- ACTIVITY
Restate each entry below word for word, without skipping any.

(Source records)

━━━━

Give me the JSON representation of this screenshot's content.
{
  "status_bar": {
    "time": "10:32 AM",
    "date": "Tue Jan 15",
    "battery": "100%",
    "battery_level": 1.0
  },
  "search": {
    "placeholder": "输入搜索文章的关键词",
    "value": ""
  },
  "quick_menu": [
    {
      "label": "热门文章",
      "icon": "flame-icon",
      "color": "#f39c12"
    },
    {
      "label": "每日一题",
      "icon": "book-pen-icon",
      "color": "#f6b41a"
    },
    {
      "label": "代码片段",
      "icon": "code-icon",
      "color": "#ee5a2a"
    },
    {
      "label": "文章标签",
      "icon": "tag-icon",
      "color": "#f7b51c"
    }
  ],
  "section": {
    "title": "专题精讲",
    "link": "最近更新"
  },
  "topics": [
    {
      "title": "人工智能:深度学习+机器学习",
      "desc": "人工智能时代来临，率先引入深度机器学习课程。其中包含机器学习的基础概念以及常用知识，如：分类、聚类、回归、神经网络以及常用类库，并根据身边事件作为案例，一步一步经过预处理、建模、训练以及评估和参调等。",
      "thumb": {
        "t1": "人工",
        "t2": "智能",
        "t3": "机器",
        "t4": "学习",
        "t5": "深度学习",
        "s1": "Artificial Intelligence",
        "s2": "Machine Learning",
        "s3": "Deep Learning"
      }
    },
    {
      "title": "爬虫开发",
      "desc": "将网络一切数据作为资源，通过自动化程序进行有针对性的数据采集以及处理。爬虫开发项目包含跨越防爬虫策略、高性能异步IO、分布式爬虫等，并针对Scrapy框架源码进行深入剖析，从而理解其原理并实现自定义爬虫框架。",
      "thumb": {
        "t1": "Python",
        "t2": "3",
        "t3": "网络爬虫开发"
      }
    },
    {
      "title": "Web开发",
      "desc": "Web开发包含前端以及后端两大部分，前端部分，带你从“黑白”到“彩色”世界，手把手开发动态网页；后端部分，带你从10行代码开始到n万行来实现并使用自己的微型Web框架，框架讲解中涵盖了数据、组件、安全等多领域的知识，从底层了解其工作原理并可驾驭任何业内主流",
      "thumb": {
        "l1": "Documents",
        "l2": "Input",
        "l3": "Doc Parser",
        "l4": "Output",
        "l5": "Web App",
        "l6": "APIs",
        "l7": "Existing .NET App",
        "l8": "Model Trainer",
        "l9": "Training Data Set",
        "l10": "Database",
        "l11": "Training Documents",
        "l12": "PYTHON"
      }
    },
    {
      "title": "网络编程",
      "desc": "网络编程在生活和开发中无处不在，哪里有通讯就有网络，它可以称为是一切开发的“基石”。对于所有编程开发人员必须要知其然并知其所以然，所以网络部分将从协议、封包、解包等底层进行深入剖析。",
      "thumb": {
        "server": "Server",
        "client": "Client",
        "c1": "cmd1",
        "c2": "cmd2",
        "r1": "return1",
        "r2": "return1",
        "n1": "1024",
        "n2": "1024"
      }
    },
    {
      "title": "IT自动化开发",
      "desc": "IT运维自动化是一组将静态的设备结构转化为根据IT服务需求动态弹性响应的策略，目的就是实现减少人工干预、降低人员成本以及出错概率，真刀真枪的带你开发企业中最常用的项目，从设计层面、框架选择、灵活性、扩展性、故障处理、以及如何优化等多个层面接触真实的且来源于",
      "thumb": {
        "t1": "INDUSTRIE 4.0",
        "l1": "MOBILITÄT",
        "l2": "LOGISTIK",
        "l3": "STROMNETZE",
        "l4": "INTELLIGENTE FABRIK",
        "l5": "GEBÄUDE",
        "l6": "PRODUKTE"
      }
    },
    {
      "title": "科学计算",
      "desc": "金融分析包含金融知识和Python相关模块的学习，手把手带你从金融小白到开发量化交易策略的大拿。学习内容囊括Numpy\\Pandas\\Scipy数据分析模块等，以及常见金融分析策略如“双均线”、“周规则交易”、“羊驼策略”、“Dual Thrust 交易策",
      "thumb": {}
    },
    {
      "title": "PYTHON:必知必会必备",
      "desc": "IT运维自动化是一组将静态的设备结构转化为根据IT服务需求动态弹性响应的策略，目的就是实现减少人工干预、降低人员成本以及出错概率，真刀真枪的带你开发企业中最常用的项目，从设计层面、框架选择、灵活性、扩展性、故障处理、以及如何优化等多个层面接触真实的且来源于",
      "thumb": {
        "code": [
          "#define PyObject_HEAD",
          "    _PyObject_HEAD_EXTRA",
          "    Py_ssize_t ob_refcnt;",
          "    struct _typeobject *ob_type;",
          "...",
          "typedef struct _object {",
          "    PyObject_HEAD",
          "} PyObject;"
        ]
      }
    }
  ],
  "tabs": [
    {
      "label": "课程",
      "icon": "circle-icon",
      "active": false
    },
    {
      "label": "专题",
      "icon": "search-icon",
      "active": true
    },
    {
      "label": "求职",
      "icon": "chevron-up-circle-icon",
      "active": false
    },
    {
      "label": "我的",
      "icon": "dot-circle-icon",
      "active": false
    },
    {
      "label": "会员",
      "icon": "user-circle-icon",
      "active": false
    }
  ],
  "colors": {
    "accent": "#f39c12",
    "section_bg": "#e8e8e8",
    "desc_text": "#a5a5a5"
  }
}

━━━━

- RESULT OF THE EXERCISE
Give me the JSON representation of this screenshot's content.
{
  "status_bar": {
    "time": "10:32 AM",
    "date": "Tue Jan 15",
    "battery": "100%",
    "battery_level": 1.0
  },
  "search": {
    "placeholder": "输入搜索文章的关键词",
    "value": ""
  },
  "quick_menu": [
    {
      "label": "热门文章",
      "icon": "flame-icon",
      "color": "#f39c12"
    },
    {
      "label": "每日一题",
      "icon": "book-pen-icon",
      "color": "#f6b41a"
    },
    {
      "label": "代码片段",
      "icon": "code-icon",
      "color": "#ee5a2a"
    },
    {
      "label": "文章标签",
      "icon": "tag-icon",
      "color": "#f7b51c"
    }
  ],
  "section": {
    "title": "专题精讲",
    "link": "最近更新"
  },
  "topics": [
    {
      "title": "人工智能:深度学习+机器学习",
      "desc": "人工智能时代来临，率先引入深度机器学习课程。其中包含机器学习的基础概念以及常用知识，如：分类、聚类、回归、神经网络以及常用类库，并根据身边事件作为案例，一步一步经过预处理、建模、训练以及评估和参调等。",
      "thumb": {
        "t1": "人工",
        "t2": "智能",
        "t3": "机器",
        "t4": "学习",
        "t5": "深度学习",
        "s1": "Artificial Intelligence",
        "s2": "Machine Learning",
        "s3": "Deep Learning"
      }
    },
    {
      "title": "爬虫开发",
      "desc": "将网络一切数据作为资源，通过自动化程序进行有针对性的数据采集以及处理。爬虫开发项目包含跨越防爬虫策略、高性能异步IO、分布式爬虫等，并针对Scrapy框架源码进行深入剖析，从而理解其原理并实现自定义爬虫框架。",
      "thumb": {
        "t1": "Python",
        "t2": "3",
        "t3": "网络爬虫开发"
      }
    },
    {
      "title": "Web开发",
      "desc": "Web开发包含前端以及后端两大部分，前端部分，带你从“黑白”到“彩色”世界，手把手开发动态网页；后端部分，带你从10行代码开始到n万行来实现并使用自己的微型Web框架，框架讲解中涵盖了数据、组件、安全等多领域的知识，从底层了解其工作原理并可驾驭任何业内主流",
      "thumb": {
        "l1": "Documents",
        "l2": "Input",
        "l3": "Doc Parser",
        "l4": "Output",
        "l5": "Web App",
        "l6": "APIs",
        "l7": "Existing .NET App",
        "l8": "Model Trainer",
        "l9": "Training Data Set",
        "l10": "Database",
        "l11": "Training Documents",
        "l12": "PYTHON"
      }
    },
    {
      "title": "网络编程",
      "desc": "网络编程在生活和开发中无处不在，哪里有通讯就有网络，它可以称为是一切开发的“基石”。对于所有编程开发人员必须要知其然并知其所以然，所以网络部分将从协议、封包、解包等底层进行深入剖析。",
      "thumb": {
        "server": "Server",
        "client": "Client",
        "c1": "cmd1",
        "c2": "cmd2",
        "r1": "return1",
        "r2": "return1",
        "n1": "1024",
        "n2": "1024"
      }
    },
    {
      "title": "IT自动化开发",
      "desc": "IT运维自动化是一组将静态的设备结构转化为根据IT服务需求动态弹性响应的策略，目的就是实现减少人工干预、降低人员成本以及出错概率，真刀真枪的带你开发企业中最常用的项目，从设计层面、框架选择、灵活性、扩展性、故障处理、以及如何优化等多个层面接触真实的且来源于",
      "thumb": {
        "t1": "INDUSTRIE 4.0",
        "l1": "MOBILITÄT",
        "l2": "LOGISTIK",
        "l3": "STROMNETZE",
        "l4": "INTELLIGENTE FABRIK",
        "l5": "GEBÄUDE",
        "l6": "PRODUKTE"
      }
    },
    {
      "title": "科学计算",
      "desc": "金融分析包含金融知识和Python相关模块的学习，手把手带你从金融小白到开发量化交易策略的大拿。学习内容囊括Numpy\\Pandas\\Scipy数据分析模块等，以及常见金融分析策略如“双均线”、“周规则交易”、“羊驼策略”、“Dual Thrust 交易策",
      "thumb": {}
    },
    {
      "title": "PYTHON:必知必会必备",
      "desc": "IT运维自动化是一组将静态的设备结构转化为根据IT服务需求动态弹性响应的策略，目的就是实现减少人工干预、降低人员成本以及出错概率，真刀真枪的带你开发企业中最常用的项目，从设计层面、框架选择、灵活性、扩展性、故障处理、以及如何优化等多个层面接触真实的且来源于",
      "thumb": {
        "code": [
          "#define PyObject_HEAD",
          "    _PyObject_HEAD_EXTRA",
          "    Py_ssize_t ob_refcnt;",
          "    struct _typeobject *ob_type;",
          "...",
          "typedef struct _object {",
          "    PyObject_HEAD",
          "} PyObject;"
        ]
      }
    }
  ],
  "tabs": [
    {
      "label": "课程",
      "icon": "circle-icon",
      "active": false
    },
    {
      "label": "专题",
      "icon": "search-icon",
      "active": true
    },
    {
      "label": "求职",
      "icon": "chevron-up-circle-icon",
      "active": false
    },
    {
      "label": "我的",
      "icon": "dot-circle-icon",
      "active": false
    },
    {
      "label": "会员",
      "icon": "user-circle-icon",
      "active": false
    }
  ],
  "colors": {
    "accent": "#f39c12",
    "section_bg": "#e8e8e8",
    "desc_text": "#a5a5a5"
  }
}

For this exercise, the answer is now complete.